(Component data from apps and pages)
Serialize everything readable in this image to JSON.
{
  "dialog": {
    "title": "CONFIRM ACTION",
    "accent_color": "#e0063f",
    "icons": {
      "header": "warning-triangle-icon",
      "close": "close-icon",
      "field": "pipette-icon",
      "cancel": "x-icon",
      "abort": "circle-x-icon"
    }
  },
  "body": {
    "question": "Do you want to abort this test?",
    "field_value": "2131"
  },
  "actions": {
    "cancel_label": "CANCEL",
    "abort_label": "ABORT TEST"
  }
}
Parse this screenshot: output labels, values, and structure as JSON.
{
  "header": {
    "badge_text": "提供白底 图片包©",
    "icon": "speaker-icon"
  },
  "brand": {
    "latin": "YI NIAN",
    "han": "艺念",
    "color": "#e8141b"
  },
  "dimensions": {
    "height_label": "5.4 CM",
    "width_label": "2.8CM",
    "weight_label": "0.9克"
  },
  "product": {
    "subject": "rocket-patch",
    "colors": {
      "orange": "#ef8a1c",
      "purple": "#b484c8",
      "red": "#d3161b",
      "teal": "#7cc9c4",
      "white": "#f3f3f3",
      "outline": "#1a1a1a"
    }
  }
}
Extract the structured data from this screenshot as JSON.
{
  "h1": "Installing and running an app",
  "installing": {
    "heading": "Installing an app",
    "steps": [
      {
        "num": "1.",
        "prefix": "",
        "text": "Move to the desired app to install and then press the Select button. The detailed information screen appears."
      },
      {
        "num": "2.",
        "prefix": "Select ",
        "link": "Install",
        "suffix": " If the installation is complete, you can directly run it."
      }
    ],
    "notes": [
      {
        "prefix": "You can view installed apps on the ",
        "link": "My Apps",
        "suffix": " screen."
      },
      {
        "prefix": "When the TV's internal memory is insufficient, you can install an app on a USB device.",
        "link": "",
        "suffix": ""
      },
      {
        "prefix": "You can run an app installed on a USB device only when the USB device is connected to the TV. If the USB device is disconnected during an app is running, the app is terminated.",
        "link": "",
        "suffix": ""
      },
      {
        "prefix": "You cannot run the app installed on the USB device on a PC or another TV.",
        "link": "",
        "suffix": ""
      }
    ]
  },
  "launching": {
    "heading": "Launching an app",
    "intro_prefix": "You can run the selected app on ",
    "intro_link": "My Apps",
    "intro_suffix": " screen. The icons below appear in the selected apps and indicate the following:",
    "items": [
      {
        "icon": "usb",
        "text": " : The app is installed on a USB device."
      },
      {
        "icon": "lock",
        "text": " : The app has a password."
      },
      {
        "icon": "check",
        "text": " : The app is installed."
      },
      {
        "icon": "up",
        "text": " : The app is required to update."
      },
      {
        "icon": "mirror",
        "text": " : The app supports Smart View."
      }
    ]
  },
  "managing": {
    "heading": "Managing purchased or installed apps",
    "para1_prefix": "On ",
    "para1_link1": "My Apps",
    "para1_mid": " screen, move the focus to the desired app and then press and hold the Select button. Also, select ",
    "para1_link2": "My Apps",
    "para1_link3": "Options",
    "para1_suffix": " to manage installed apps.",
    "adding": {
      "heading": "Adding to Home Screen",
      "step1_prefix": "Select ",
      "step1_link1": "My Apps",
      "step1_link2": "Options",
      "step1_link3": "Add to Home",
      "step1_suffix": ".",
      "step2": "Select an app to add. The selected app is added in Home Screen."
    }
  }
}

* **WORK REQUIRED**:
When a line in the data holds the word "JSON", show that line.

* **EXPECTED OUTPUT**:
Serialize everything readable in this image to JSON.
Parse this screenshot: output labels, values, and structure as JSON.
Extract the structured data from this screenshot as JSON.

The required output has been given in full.